Spring 2021
The Breakdown

The Breakdown: ESG

Experts explain relevant, complex and emerging environmental concepts and explore how they might shape our future.

Author: Eduardo Deschapelles

What does the term “environmental, social, and governance” (ESG) mean?

ESG is the criteria people use when they evaluate potential ‘Socially Responsible Investments’ (SRI) or the more focused ‘Impact Investments.’ ESG usually covers over fifty criteria, such as greenhouse gas emissions, gender equality, and minority board representation. While there are still no common standards for evaluating ESG criteria, numerous government agencies and NGOs around the world are advocating for more disclosure and standardized reporting.

Why are ESG initiatives so essential for achieving our long-term sustainability goals?

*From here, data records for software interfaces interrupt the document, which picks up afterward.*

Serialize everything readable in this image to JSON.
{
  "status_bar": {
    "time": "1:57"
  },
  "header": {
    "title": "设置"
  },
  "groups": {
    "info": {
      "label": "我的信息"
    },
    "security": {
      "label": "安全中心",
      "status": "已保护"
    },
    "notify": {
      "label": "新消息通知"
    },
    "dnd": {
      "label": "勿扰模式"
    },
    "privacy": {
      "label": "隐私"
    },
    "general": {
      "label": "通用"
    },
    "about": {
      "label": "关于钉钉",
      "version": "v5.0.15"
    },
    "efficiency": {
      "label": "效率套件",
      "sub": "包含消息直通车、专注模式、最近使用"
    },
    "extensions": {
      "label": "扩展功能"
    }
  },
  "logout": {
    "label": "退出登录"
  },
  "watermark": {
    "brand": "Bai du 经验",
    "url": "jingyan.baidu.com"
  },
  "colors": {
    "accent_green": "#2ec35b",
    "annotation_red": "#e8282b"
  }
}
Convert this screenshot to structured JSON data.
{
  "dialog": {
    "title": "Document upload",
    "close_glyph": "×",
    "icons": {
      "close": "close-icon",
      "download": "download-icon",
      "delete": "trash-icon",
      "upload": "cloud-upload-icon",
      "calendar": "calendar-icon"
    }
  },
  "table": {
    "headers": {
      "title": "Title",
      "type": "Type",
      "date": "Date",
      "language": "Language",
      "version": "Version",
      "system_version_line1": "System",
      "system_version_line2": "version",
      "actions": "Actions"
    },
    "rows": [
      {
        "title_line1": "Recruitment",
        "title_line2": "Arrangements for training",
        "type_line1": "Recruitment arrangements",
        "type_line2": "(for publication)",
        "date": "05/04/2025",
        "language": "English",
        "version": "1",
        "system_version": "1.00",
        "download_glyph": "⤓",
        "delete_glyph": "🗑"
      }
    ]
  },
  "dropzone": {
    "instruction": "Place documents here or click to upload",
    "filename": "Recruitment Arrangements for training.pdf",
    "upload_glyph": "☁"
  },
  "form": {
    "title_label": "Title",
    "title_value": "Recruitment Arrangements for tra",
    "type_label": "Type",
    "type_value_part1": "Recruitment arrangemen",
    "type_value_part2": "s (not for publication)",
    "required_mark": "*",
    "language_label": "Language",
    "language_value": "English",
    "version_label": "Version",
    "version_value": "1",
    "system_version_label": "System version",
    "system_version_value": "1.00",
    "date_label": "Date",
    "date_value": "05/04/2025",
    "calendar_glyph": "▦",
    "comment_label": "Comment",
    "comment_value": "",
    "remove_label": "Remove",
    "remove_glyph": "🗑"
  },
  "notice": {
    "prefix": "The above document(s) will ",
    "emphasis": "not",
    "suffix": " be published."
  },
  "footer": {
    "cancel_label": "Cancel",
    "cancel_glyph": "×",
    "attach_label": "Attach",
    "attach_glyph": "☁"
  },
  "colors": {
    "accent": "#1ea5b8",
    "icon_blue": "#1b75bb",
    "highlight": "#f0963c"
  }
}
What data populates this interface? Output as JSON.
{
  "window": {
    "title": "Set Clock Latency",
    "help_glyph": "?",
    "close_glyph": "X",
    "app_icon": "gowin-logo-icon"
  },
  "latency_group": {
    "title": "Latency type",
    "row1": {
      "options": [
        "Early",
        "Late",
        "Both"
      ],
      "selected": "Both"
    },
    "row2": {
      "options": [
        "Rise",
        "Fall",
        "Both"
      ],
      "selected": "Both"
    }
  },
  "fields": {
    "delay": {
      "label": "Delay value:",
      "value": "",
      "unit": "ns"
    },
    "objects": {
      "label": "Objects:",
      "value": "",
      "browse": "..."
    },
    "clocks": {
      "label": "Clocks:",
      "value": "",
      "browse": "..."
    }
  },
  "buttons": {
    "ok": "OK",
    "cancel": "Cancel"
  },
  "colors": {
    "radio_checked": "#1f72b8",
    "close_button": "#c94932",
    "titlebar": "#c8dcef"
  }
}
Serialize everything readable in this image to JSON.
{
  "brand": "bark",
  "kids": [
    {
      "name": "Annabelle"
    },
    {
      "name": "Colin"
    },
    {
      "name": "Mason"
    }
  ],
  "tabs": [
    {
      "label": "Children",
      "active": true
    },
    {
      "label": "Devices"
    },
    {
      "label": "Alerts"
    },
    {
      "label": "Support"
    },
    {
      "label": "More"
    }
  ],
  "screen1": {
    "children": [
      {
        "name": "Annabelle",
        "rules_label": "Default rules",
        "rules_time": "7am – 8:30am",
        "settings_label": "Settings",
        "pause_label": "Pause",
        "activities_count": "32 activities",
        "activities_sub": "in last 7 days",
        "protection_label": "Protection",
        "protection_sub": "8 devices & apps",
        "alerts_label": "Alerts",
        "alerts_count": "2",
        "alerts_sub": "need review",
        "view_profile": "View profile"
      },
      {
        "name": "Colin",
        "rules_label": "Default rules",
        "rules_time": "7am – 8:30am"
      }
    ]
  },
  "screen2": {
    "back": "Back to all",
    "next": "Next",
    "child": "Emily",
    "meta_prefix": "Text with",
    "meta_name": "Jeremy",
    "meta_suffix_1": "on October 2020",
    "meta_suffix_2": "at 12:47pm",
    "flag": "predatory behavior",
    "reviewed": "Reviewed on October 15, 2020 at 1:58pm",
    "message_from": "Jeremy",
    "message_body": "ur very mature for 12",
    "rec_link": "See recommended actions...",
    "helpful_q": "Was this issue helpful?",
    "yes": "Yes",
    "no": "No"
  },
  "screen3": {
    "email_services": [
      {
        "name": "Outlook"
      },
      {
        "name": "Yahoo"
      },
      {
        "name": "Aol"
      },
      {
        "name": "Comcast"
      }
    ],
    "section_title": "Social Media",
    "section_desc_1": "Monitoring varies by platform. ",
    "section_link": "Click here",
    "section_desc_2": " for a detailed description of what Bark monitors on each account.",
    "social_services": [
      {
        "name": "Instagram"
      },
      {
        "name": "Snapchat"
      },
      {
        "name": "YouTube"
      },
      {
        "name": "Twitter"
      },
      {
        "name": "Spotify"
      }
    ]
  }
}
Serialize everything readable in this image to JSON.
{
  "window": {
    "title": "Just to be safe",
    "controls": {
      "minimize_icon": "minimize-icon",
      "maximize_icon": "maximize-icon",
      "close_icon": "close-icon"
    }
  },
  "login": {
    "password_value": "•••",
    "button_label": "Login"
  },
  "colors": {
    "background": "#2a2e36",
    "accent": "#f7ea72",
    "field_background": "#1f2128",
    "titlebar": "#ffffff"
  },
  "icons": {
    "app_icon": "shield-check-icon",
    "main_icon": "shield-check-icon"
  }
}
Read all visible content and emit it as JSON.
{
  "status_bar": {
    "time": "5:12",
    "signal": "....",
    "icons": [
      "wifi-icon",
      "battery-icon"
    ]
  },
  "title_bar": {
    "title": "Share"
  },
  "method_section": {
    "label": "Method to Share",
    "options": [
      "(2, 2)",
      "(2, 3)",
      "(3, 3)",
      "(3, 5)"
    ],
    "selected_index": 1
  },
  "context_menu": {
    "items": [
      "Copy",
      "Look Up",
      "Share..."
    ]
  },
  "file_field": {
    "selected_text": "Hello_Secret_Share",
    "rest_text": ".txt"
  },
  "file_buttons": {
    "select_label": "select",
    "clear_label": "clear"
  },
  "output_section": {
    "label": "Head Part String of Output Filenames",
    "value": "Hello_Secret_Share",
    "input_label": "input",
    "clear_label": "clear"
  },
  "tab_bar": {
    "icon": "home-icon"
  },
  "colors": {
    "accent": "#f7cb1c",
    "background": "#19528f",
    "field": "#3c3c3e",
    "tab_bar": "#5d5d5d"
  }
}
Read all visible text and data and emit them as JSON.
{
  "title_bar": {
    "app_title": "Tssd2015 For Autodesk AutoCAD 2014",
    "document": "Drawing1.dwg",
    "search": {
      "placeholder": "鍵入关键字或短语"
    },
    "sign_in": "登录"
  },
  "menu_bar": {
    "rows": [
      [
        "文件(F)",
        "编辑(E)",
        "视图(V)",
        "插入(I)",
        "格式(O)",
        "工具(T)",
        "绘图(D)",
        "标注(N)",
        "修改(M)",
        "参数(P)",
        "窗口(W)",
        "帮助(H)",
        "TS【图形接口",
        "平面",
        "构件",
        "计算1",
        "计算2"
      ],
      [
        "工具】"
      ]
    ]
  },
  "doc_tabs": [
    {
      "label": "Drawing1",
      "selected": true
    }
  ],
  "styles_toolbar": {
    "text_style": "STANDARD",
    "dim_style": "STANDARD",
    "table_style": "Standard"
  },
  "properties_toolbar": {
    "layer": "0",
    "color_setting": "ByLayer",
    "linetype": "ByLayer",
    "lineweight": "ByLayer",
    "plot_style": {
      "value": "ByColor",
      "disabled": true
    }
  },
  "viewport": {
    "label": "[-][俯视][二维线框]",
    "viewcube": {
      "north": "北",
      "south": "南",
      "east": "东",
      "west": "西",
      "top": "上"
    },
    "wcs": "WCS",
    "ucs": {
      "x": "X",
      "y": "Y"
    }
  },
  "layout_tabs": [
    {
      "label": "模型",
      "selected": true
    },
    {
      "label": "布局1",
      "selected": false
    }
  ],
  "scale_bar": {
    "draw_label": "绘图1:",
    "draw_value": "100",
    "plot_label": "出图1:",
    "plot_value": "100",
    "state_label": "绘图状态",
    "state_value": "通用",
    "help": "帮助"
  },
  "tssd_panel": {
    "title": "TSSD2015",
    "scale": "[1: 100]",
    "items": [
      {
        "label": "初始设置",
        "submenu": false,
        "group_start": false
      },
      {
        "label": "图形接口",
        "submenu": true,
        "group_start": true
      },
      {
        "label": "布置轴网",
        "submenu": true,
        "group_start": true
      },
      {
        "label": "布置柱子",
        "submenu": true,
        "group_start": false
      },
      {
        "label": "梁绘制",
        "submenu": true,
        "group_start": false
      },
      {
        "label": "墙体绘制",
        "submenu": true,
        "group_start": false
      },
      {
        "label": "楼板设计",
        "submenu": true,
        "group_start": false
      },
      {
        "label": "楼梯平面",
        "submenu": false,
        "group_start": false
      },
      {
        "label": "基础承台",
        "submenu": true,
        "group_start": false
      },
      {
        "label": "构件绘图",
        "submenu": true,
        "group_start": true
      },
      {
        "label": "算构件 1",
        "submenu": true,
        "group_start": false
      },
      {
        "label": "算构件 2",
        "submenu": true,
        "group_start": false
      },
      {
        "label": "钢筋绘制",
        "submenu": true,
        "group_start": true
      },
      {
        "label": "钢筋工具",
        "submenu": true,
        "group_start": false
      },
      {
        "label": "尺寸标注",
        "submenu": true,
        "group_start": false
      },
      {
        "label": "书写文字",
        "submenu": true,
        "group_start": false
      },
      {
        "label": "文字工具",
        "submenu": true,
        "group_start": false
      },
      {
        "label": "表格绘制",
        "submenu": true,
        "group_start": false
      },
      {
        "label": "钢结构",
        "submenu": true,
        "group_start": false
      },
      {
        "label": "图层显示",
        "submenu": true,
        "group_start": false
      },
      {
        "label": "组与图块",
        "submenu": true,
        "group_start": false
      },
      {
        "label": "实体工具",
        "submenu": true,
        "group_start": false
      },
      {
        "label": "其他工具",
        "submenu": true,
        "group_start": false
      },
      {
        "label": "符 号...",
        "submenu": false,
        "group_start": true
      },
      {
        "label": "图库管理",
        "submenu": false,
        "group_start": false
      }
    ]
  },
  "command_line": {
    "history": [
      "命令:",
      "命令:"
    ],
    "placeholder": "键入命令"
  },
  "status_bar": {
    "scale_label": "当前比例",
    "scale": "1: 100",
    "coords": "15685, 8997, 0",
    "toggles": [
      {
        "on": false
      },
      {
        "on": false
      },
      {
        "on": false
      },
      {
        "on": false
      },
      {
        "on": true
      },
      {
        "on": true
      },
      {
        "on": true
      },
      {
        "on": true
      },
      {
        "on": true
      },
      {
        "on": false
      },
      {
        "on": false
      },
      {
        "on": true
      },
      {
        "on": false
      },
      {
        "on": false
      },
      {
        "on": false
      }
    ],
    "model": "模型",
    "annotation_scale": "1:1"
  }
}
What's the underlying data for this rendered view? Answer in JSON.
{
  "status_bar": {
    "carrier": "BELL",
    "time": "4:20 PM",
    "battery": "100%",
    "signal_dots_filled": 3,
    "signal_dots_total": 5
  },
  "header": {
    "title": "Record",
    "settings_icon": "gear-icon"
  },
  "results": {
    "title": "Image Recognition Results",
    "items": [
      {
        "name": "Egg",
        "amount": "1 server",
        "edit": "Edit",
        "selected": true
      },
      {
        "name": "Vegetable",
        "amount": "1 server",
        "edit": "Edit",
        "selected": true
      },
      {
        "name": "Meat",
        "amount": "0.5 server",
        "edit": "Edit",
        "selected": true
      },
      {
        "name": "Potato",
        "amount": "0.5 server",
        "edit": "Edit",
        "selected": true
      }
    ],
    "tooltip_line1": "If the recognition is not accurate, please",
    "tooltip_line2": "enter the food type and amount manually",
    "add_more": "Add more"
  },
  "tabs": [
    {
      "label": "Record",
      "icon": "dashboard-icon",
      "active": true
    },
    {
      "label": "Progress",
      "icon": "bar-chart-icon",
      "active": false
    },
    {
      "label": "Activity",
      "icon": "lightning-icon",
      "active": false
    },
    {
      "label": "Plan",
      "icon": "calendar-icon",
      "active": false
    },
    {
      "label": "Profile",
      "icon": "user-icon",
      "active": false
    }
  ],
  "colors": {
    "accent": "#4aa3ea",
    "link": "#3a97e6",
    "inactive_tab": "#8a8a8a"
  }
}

ESG is rapidly becoming more important as we face the urgent challenge of climate change. It appears that COVID-19 significantly accelerated our realization that the world is rapidly approaching a climate crisis that puts human civilization at risk. ESG standards and transparency will help governments focus on implementing targeted regulations to mandate mitigation strategies to the climate crisis. Moreover, investors can more easily allocate resources in a more informed and efficient manner that helps achieve long-term sustainability goals. This will not be easy, but it will be critical if we are going to address this crisis successfully.

How has ESG been used in an innovative, or powerful way?

One example is ESG ratings on equities, bonds, and investment companies. Companies such as MSCI, ISS, Bloomberg, and Sustainalytics provide these innovative and important tools. Armed with this information, potential investors have a stronger sense of a company’s ESG compliance and can make more informed investment decisions based on their own beliefs and priorities.

Unfortunately, most ESG rating services are not transparent so it is difficult for people to understand how they determined the ratings. Some newer rating services (e.g. www.ethos.so) now offer more data and methodology transparency. This is expected to accelerate ESG incorporation and help investors make better informed decisions.

The recent trend that is gathering momentum is the hiring of senior ESG investment officers at large institutional investors and banks. This senior leadership and priority encourages companies to become more transparent and compliant with important ESG criteria. 

The actions taken by investment managers, banks, pension plans, insurance companies, endowments & foundations, sovereign wealth funds, and other investors will inevitably force companies to focus on relevant issues and force changes to their environmental, social, and governance activities. In addition, governments around the world are starting to mandate ESG disclosures in corporate financial statements. These are positive steps but they need to be implemented with increasingly painful penalties for non-compliance.

Eduardo Deschapelles
environmental social governance (ESG)
Georgetown faculty
Socially Responsible Investments (SRI)
sustainable business